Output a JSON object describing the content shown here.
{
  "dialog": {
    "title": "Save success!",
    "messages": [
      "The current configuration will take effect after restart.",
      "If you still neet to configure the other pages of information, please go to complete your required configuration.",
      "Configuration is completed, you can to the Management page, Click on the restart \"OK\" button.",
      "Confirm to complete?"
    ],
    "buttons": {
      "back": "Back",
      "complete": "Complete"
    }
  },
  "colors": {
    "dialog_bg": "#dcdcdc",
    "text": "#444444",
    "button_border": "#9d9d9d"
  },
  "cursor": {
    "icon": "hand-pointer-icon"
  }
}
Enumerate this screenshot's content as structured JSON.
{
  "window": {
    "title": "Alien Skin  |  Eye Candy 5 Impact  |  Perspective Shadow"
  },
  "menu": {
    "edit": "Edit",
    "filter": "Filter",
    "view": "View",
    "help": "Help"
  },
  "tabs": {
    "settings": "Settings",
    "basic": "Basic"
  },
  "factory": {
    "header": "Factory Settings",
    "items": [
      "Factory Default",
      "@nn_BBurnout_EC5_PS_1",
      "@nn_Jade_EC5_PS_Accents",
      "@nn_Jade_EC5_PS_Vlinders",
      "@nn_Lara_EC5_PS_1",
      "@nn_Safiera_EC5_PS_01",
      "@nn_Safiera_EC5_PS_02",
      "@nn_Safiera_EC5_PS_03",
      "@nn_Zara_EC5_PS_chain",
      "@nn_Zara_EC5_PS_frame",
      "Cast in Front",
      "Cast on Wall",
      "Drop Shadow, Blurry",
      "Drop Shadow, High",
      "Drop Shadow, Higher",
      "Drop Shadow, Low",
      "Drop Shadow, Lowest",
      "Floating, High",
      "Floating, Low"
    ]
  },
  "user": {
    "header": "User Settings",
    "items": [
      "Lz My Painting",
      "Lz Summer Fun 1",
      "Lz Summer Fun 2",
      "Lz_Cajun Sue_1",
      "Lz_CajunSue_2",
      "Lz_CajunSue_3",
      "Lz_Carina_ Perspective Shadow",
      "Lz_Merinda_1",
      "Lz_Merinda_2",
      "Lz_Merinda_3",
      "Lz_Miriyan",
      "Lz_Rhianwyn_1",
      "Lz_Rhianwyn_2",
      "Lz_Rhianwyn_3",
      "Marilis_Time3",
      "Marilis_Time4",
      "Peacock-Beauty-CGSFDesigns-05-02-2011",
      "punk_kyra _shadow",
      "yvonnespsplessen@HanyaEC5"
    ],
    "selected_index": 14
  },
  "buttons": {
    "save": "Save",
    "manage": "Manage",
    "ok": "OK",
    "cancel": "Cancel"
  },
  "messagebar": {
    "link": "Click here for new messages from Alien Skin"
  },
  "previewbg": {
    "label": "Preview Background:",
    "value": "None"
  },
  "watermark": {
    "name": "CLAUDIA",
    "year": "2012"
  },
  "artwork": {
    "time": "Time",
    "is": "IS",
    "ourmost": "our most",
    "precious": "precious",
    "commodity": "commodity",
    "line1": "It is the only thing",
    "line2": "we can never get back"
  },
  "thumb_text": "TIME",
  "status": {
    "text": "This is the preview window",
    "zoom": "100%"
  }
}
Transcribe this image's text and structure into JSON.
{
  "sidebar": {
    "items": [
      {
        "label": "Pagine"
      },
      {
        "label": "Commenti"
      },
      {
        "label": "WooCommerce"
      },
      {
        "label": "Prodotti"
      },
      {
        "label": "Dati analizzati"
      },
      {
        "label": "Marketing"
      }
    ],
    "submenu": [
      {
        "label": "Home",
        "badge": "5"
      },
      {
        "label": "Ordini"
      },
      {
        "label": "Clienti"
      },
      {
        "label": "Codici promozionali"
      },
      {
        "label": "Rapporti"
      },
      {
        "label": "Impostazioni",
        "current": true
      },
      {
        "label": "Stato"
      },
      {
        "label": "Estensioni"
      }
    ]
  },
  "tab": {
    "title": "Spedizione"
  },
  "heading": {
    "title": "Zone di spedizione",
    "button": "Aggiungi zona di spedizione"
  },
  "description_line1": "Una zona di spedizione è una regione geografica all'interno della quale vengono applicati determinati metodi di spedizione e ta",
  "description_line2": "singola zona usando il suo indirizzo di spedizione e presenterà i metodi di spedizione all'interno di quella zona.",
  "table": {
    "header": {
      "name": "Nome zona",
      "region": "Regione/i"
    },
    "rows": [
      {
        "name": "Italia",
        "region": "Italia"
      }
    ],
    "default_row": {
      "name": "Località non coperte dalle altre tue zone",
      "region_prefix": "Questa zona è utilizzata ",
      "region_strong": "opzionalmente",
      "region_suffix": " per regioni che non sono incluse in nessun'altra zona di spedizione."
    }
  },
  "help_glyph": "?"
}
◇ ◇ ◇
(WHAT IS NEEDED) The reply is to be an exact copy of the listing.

(RESULT OF THIS TASK)
Output a JSON object describing the content shown here.
{
  "dialog": {
    "title": "Save success!",
    "messages": [
      "The current configuration will take effect after restart.",
      "If you still neet to configure the other pages of information, please go to complete your required configuration.",
      "Configuration is completed, you can to the Management page, Click on the restart \"OK\" button.",
      "Confirm to complete?"
    ],
    "buttons": {
      "back": "Back",
      "complete": "Complete"
    }
  },
  "colors": {
    "dialog_bg": "#dcdcdc",
    "text": "#444444",
    "button_border": "#9d9d9d"
  },
  "cursor": {
    "icon": "hand-pointer-icon"
  }
}
Enumerate this screenshot's content as structured JSON.
{
  "window": {
    "title": "Alien Skin  |  Eye Candy 5 Impact  |  Perspective Shadow"
  },
  "menu": {
    "edit": "Edit",
    "filter": "Filter",
    "view": "View",
    "help": "Help"
  },
  "tabs": {
    "settings": "Settings",
    "basic": "Basic"
  },
  "factory": {
    "header": "Factory Settings",
    "items": [
      "Factory Default",
      "@nn_BBurnout_EC5_PS_1",
      "@nn_Jade_EC5_PS_Accents",
      "@nn_Jade_EC5_PS_Vlinders",
      "@nn_Lara_EC5_PS_1",
      "@nn_Safiera_EC5_PS_01",
      "@nn_Safiera_EC5_PS_02",
      "@nn_Safiera_EC5_PS_03",
      "@nn_Zara_EC5_PS_chain",
      "@nn_Zara_EC5_PS_frame",
      "Cast in Front",
      "Cast on Wall",
      "Drop Shadow, Blurry",
      "Drop Shadow, High",
      "Drop Shadow, Higher",
      "Drop Shadow, Low",
      "Drop Shadow, Lowest",
      "Floating, High",
      "Floating, Low"
    ]
  },
  "user": {
    "header": "User Settings",
    "items": [
      "Lz My Painting",
      "Lz Summer Fun 1",
      "Lz Summer Fun 2",
      "Lz_Cajun Sue_1",
      "Lz_CajunSue_2",
      "Lz_CajunSue_3",
      "Lz_Carina_ Perspective Shadow",
      "Lz_Merinda_1",
      "Lz_Merinda_2",
      "Lz_Merinda_3",
      "Lz_Miriyan",
      "Lz_Rhianwyn_1",
      "Lz_Rhianwyn_2",
      "Lz_Rhianwyn_3",
      "Marilis_Time3",
      "Marilis_Time4",
      "Peacock-Beauty-CGSFDesigns-05-02-2011",
      "punk_kyra _shadow",
      "yvonnespsplessen@HanyaEC5"
    ],
    "selected_index": 14
  },
  "buttons": {
    "save": "Save",
    "manage": "Manage",
    "ok": "OK",
    "cancel": "Cancel"
  },
  "messagebar": {
    "link": "Click here for new messages from Alien Skin"
  },
  "previewbg": {
    "label": "Preview Background:",
    "value": "None"
  },
  "watermark": {
    "name": "CLAUDIA",
    "year": "2012"
  },
  "artwork": {
    "time": "Time",
    "is": "IS",
    "ourmost": "our most",
    "precious": "precious",
    "commodity": "commodity",
    "line1": "It is the only thing",
    "line2": "we can never get back"
  },
  "thumb_text": "TIME",
  "status": {
    "text": "This is the preview window",
    "zoom": "100%"
  }
}
Transcribe this image's text and structure into JSON.
{
  "sidebar": {
    "items": [
      {
        "label": "Pagine"
      },
      {
        "label": "Commenti"
      },
      {
        "label": "WooCommerce"
      },
      {
        "label": "Prodotti"
      },
      {
        "label": "Dati analizzati"
      },
      {
        "label": "Marketing"
      }
    ],
    "submenu": [
      {
        "label": "Home",
        "badge": "5"
      },
      {
        "label": "Ordini"
      },
      {
        "label": "Clienti"
      },
      {
        "label": "Codici promozionali"
      },
      {
        "label": "Rapporti"
      },
      {
        "label": "Impostazioni",
        "current": true
      },
      {
        "label": "Stato"
      },
      {
        "label": "Estensioni"
      }
    ]
  },
  "tab": {
    "title": "Spedizione"
  },
  "heading": {
    "title": "Zone di spedizione",
    "button": "Aggiungi zona di spedizione"
  },
  "description_line1": "Una zona di spedizione è una regione geografica all'interno della quale vengono applicati determinati metodi di spedizione e ta",
  "description_line2": "singola zona usando il suo indirizzo di spedizione e presenterà i metodi di spedizione all'interno di quella zona.",
  "table": {
    "header": {
      "name": "Nome zona",
      "region": "Regione/i"
    },
    "rows": [
      {
        "name": "Italia",
        "region": "Italia"
      }
    ],
    "default_row": {
      "name": "Località non coperte dalle altre tue zone",
      "region_prefix": "Questa zona è utilizzata ",
      "region_strong": "opzionalmente",
      "region_suffix": " per regioni che non sono incluse in nessun'altra zona di spedizione."
    }
  },
  "help_glyph": "?"
}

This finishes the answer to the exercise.